[Dataset items]
+++

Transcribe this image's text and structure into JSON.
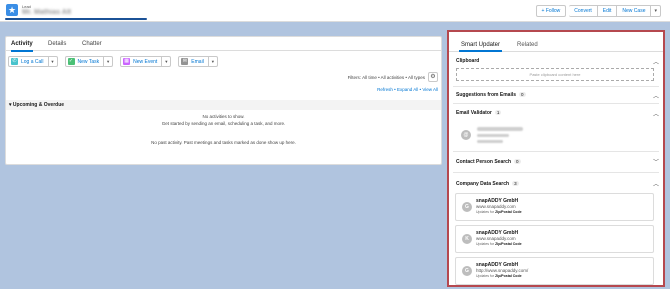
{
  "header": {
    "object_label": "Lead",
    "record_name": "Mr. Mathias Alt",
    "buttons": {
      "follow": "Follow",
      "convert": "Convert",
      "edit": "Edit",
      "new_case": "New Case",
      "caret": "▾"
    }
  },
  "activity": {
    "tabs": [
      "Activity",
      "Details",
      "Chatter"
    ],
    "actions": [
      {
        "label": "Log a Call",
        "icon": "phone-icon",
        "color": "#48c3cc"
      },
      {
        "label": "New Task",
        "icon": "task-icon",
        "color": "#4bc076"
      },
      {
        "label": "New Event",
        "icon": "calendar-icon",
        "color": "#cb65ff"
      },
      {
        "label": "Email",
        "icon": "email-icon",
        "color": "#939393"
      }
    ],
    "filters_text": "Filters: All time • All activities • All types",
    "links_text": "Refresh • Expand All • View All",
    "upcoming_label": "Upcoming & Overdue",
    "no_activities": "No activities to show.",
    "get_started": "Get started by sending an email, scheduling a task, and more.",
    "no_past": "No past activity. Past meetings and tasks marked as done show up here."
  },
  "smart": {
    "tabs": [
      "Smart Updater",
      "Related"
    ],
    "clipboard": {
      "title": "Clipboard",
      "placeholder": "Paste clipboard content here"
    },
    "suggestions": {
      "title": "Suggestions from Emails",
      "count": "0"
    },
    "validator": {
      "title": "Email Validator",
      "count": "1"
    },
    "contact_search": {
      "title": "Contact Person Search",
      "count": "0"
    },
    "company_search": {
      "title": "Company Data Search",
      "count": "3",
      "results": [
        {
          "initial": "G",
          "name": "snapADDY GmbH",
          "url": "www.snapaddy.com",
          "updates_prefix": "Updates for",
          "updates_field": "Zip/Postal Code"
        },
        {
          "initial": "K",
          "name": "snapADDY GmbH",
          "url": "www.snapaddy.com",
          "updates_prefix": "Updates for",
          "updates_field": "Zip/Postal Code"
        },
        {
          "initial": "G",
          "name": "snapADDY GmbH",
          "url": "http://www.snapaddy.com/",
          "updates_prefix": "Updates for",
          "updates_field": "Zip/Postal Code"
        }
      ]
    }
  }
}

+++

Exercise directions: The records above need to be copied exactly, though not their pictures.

Response below:
Transcribe this image's text and structure into JSON.
{
  "header": {
    "object_label": "Lead",
    "record_name": "Mr. Mathias Alt",
    "buttons": {
      "follow": "Follow",
      "convert": "Convert",
      "edit": "Edit",
      "new_case": "New Case",
      "caret": "▾"
    }
  },
  "activity": {
    "tabs": [
      "Activity",
      "Details",
      "Chatter"
    ],
    "actions": [
      {
        "label": "Log a Call",
        "icon": "phone-icon",
        "color": "#48c3cc"
      },
      {
        "label": "New Task",
        "icon": "task-icon",
        "color": "#4bc076"
      },
      {
        "label": "New Event",
        "icon": "calendar-icon",
        "color": "#cb65ff"
      },
      {
        "label": "Email",
        "icon": "email-icon",
        "color": "#939393"
      }
    ],
    "filters_text": "Filters: All time • All activities • All types",
    "links_text": "Refresh • Expand All • View All",
    "upcoming_label": "Upcoming & Overdue",
    "no_activities": "No activities to show.",
    "get_started": "Get started by sending an email, scheduling a task, and more.",
    "no_past": "No past activity. Past meetings and tasks marked as done show up here."
  },
  "smart": {
    "tabs": [
      "Smart Updater",
      "Related"
    ],
    "clipboard": {
      "title": "Clipboard",
      "placeholder": "Paste clipboard content here"
    },
    "suggestions": {
      "title": "Suggestions from Emails",
      "count": "0"
    },
    "validator": {
      "title": "Email Validator",
      "count": "1"
    },
    "contact_search": {
      "title": "Contact Person Search",
      "count": "0"
    },
    "company_search": {
      "title": "Company Data Search",
      "count": "3",
      "results": [
        {
          "initial": "G",
          "name": "snapADDY GmbH",
          "url": "www.snapaddy.com",
          "updates_prefix": "Updates for",
          "updates_field": "Zip/Postal Code"
        },
        {
          "initial": "K",
          "name": "snapADDY GmbH",
          "url": "www.snapaddy.com",
          "updates_prefix": "Updates for",
          "updates_field": "Zip/Postal Code"
        },
        {
          "initial": "G",
          "name": "snapADDY GmbH",
          "url": "http://www.snapaddy.com/",
          "updates_prefix": "Updates for",
          "updates_field": "Zip/Postal Code"
        }
      ]
    }
  }
}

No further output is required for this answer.